St. Augustine grass originated from the coastal regions of both the Gulf of Mexico and the Mediterranean Sea. This turf is a popular lawn choice for many homeowners in the deep South. St. Augustine has a good tolerance for salt and shade. It does need a lot of water to remain healthy and will need extra irrigation during periods of drought. With its coarse, wide leaves and stems, the grass does not grow quite as dense as some other species.

Classification: Warm-season grass.

Spreads by: Stolons. This grass spreads aggressively and can invade your flower beds.

Shade tolerance: Good.

Drought tolerance: Low to moderate. Needs additional irrigation during times of drought.

Foot traffic tolerance: Low foot traffic tolerance.

Maintenance needs: St. Augustine grass produces thatch when over-fertilized or over-watered. The grass is vulnerable to weeds and disease. A major insect threat is the southern chinch bug. The pest causes wilting and brownish patches to appear in the grass. Watch out for large patch and gray leaf spot diseases.

Recommended mowing height: Mow St. Augustine grass at a height of 3.5 to 4 inches. Mowing the grass at lower heights will stress the lawn and limit any deep root development.

Life in Pensacola, with its beautiful beaches and mild winters, can be wonderful and relaxing. Stressing over which grass type is right for your lawn and how you’ll care for it are not the best ways to take it easy on evenings and weekends.
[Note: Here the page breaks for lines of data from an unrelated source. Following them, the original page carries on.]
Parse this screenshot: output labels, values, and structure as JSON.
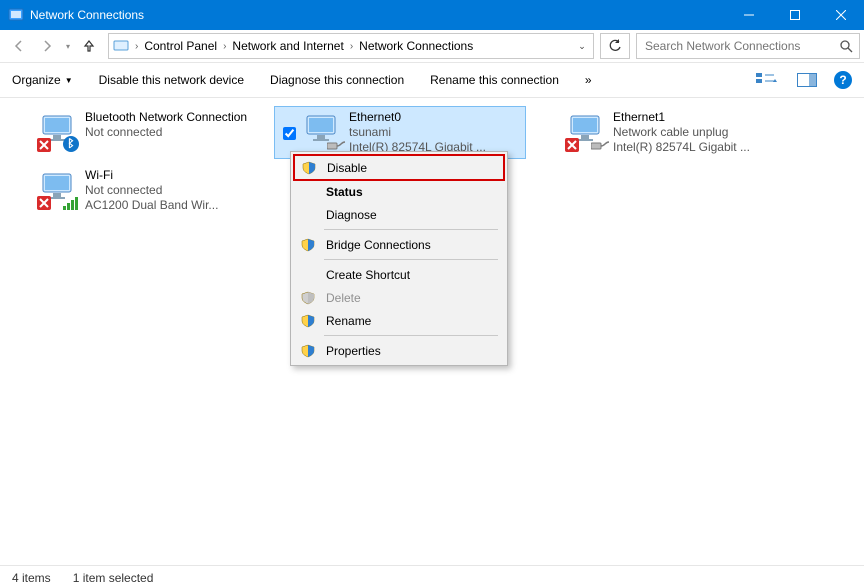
{
  "titlebar": {
    "title": "Network Connections"
  },
  "breadcrumbs": {
    "items": [
      "Control Panel",
      "Network and Internet",
      "Network Connections"
    ]
  },
  "search": {
    "placeholder": "Search Network Connections"
  },
  "commands": {
    "organize": "Organize",
    "disable": "Disable this network device",
    "diagnose": "Diagnose this connection",
    "rename": "Rename this connection",
    "overflow": "»"
  },
  "connections": [
    {
      "name": "Bluetooth Network Connection",
      "status": "Not connected",
      "device": "",
      "icon": "bluetooth",
      "error": true,
      "selected": false
    },
    {
      "name": "Wi-Fi",
      "status": "Not connected",
      "device": "AC1200  Dual Band Wir...",
      "icon": "wifi",
      "error": true,
      "selected": false
    },
    {
      "name": "Ethernet0",
      "status": "tsunami",
      "device": "Intel(R) 82574L Gigabit ...",
      "icon": "ethernet",
      "error": false,
      "selected": true
    },
    {
      "name": "Ethernet1",
      "status": "Network cable unplug",
      "device": "Intel(R) 82574L Gigabit ...",
      "icon": "ethernet",
      "error": true,
      "selected": false
    }
  ],
  "context_menu": {
    "items": [
      {
        "label": "Disable",
        "shield": true,
        "highlight": true
      },
      {
        "label": "Status",
        "bold": true
      },
      {
        "label": "Diagnose"
      },
      {
        "sep": true
      },
      {
        "label": "Bridge Connections",
        "shield": true
      },
      {
        "sep": true
      },
      {
        "label": "Create Shortcut"
      },
      {
        "label": "Delete",
        "shield": true,
        "disabled": true
      },
      {
        "label": "Rename",
        "shield": true
      },
      {
        "sep": true
      },
      {
        "label": "Properties",
        "shield": true
      }
    ]
  },
  "statusbar": {
    "count": "4 items",
    "selection": "1 item selected"
  }
}
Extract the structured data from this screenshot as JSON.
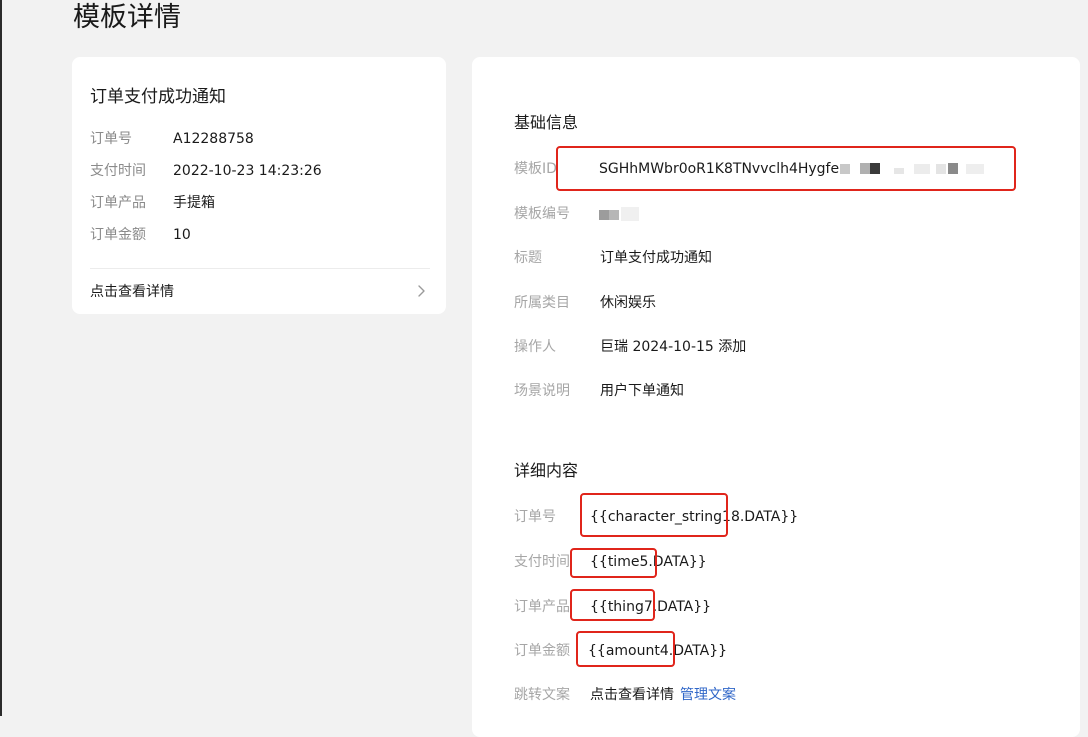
{
  "page": {
    "title": "模板详情"
  },
  "order_card": {
    "title": "订单支付成功通知",
    "rows": [
      {
        "label": "订单号",
        "value": "A12288758"
      },
      {
        "label": "支付时间",
        "value": "2022-10-23 14:23:26"
      },
      {
        "label": "订单产品",
        "value": "手提箱"
      },
      {
        "label": "订单金额",
        "value": "10"
      }
    ],
    "link_label": "点击查看详情",
    "link_icon": "chevron-right-icon"
  },
  "basic_info": {
    "title": "基础信息",
    "template_id": {
      "label": "模板ID",
      "value": "SGHhMWbr0oR1K8TNvvclh4Hygfe"
    },
    "template_no": {
      "label": "模板编号"
    },
    "title_field": {
      "label": "标题",
      "value": "订单支付成功通知"
    },
    "category": {
      "label": "所属类目",
      "value": "休闲娱乐"
    },
    "operator": {
      "label": "操作人",
      "value": "巨瑞 2024-10-15 添加"
    },
    "scene": {
      "label": "场景说明",
      "value": "用户下单通知"
    }
  },
  "detail": {
    "title": "详细内容",
    "rows": [
      {
        "label": "订单号",
        "value": "{{character_string18.DATA}}"
      },
      {
        "label": "支付时间",
        "value": "{{time5.DATA}}"
      },
      {
        "label": "订单产品",
        "value": "{{thing7.DATA}}"
      },
      {
        "label": "订单金额",
        "value": "{{amount4.DATA}}"
      }
    ],
    "jump": {
      "label": "跳转文案",
      "value": "点击查看详情",
      "manage_label": "管理文案"
    }
  },
  "colors": {
    "highlight": "#e0251b",
    "link": "#2f66c8"
  }
}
Unless, of course, yard work is your relaxation therapy.

Need help preparing your lawn? Visit our Pensacola lawn care page to get in touch with a professional. In addition to Pensacola, LawnStarter provides lawn care services in other Florida cities, including Tallahassee and Destin.

Main image credit: Tobin / Flickr / CC BY-SA 2.0

Jane Purnell

Jane Purnell

Jane Purnell is a freelance writer and actor in New York City. She earned her B.A. from the University of Virginia and enjoys a warm cup of French press coffee.